Published: 6 March 2013



Despite the devastating global impact of mosquito-borne illnesses on human health, very little is known about mosquito developmental biology. In this investigation, functional genetic analysis of embryonic salivary gland development was performed in Aedes aegypti, the dengue and yellow fever vector and an emerging model for vector mosquito development. Although embryonic salivary gland development has been well studied in Drosophila melanogaster, little is known about this process in mosquitoes or other arthropods.


Mosquitoes possess orthologs of many genes that regulate Drosophila melanogaster embryonic salivary gland development. The expression patterns of a large subset of these genes were assessed during Ae. aegypti development. These studies identified a set of molecular genetic markers for the developing mosquito salivary gland. Analysis of marker expression allowed for tracking of the progression of Ae. aegypti salivary gland development in embryos. In Drosophila, the salivary glands develop from placodes located in the ventral neuroectoderm. However, in Ae. aegypti, salivary marker genes are not expressed in placode-like patterns in the ventral neuroectoderm. Instead, marker gene expression is detected in salivary gland rudiments adjacent to the proventriculus. These observations highlighted the need for functional genetic characterization of mosquito salivary gland development. An siRNA- mediated knockdown strategy was therefore employed to investigate the role of one of the marker genes, cyclic-AMP response element binding protein A (Aae crebA), during Ae. aegypti salivary gland development. These experiments revealed that Aae crebA encodes a key transcriptional regulator of the secretory pathway in the developing Ae. aegypti salivary gland.

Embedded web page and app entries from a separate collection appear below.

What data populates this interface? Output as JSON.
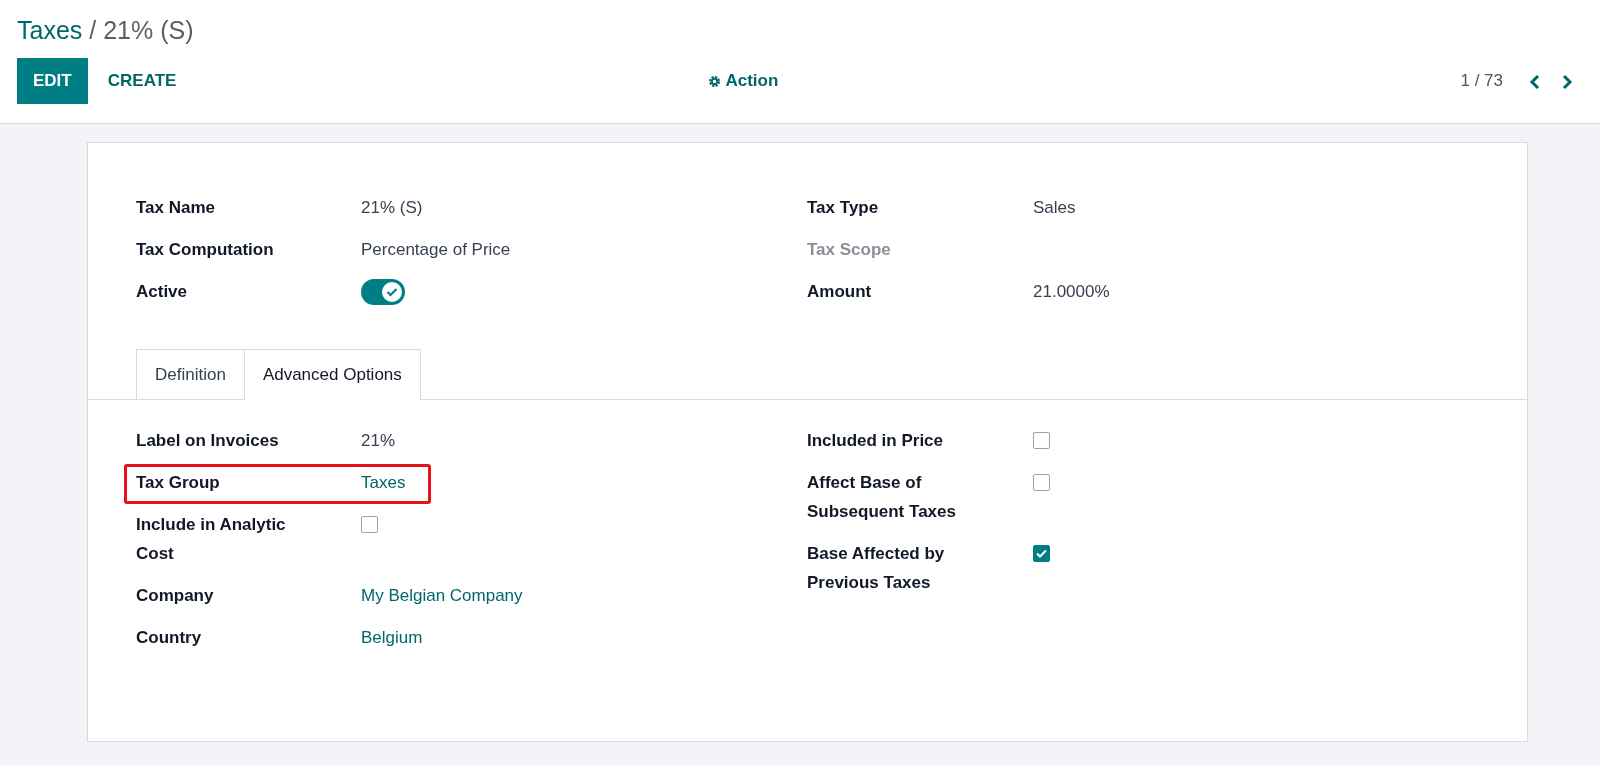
{
  "breadcrumb": [
    {
      "label": "Taxes",
      "kind": "link"
    },
    {
      "label": "/ 21% (S)",
      "kind": "current"
    }
  ],
  "buttons": [
    {
      "label": "EDIT",
      "kind": "primary"
    },
    {
      "label": "CREATE",
      "kind": "secondary"
    }
  ],
  "action": {
    "label": "Action"
  },
  "pager": {
    "text": "1 / 73"
  },
  "main_fields": {
    "left": [
      {
        "label": "Tax Name",
        "value": "21% (S)",
        "kind": "text",
        "muted": false
      },
      {
        "label": "Tax Computation",
        "value": "Percentage of Price",
        "kind": "text",
        "muted": false
      },
      {
        "label": "Active",
        "kind": "toggle",
        "on": true,
        "muted": false
      }
    ],
    "right": [
      {
        "label": "Tax Type",
        "value": "Sales",
        "kind": "text",
        "muted": false
      },
      {
        "label": "Tax Scope",
        "kind": "empty",
        "muted": true
      },
      {
        "label": "Amount",
        "value": "21.0000%",
        "kind": "text",
        "muted": false
      }
    ]
  },
  "tabs": [
    {
      "label": "Definition",
      "selected": false
    },
    {
      "label": "Advanced Options",
      "selected": true
    }
  ],
  "tab_fields": {
    "left": [
      {
        "label": "Label on Invoices",
        "value": "21%",
        "kind": "text",
        "highlighted": false
      },
      {
        "label": "Tax Group",
        "value": "Taxes",
        "kind": "link",
        "highlighted": true
      },
      {
        "label": "Include in Analytic Cost",
        "kind": "checkbox",
        "checked": false,
        "highlighted": false
      },
      {
        "label": "Company",
        "value": "My Belgian Company",
        "kind": "link",
        "highlighted": false
      },
      {
        "label": "Country",
        "value": "Belgium",
        "kind": "link",
        "highlighted": false
      }
    ],
    "right": [
      {
        "label": "Included in Price",
        "kind": "checkbox",
        "checked": false,
        "highlighted": false
      },
      {
        "label": "Affect Base of Subsequent Taxes",
        "kind": "checkbox",
        "checked": false,
        "highlighted": false
      },
      {
        "label": "Base Affected by Previous Taxes",
        "kind": "checkbox",
        "checked": true,
        "highlighted": false
      }
    ]
  }
}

The results of this investigation indicated that the initiation of salivary gland development in Ae. aegypti significantly differs from that of D. melanogaster. Despite these differences, some elements of salivary gland development, including the ability of CrebA to regulate secretory gene expression, are conserved between the two species. These studies underscore the need for further analysis of mosquito developmental genetics and may foster comparative studies of salivary gland development in additional insect species.

Aedes aegypti; CrebA; Development; Drosophila melanogaster; Mosquito; Salivary gland; siRNA; Vector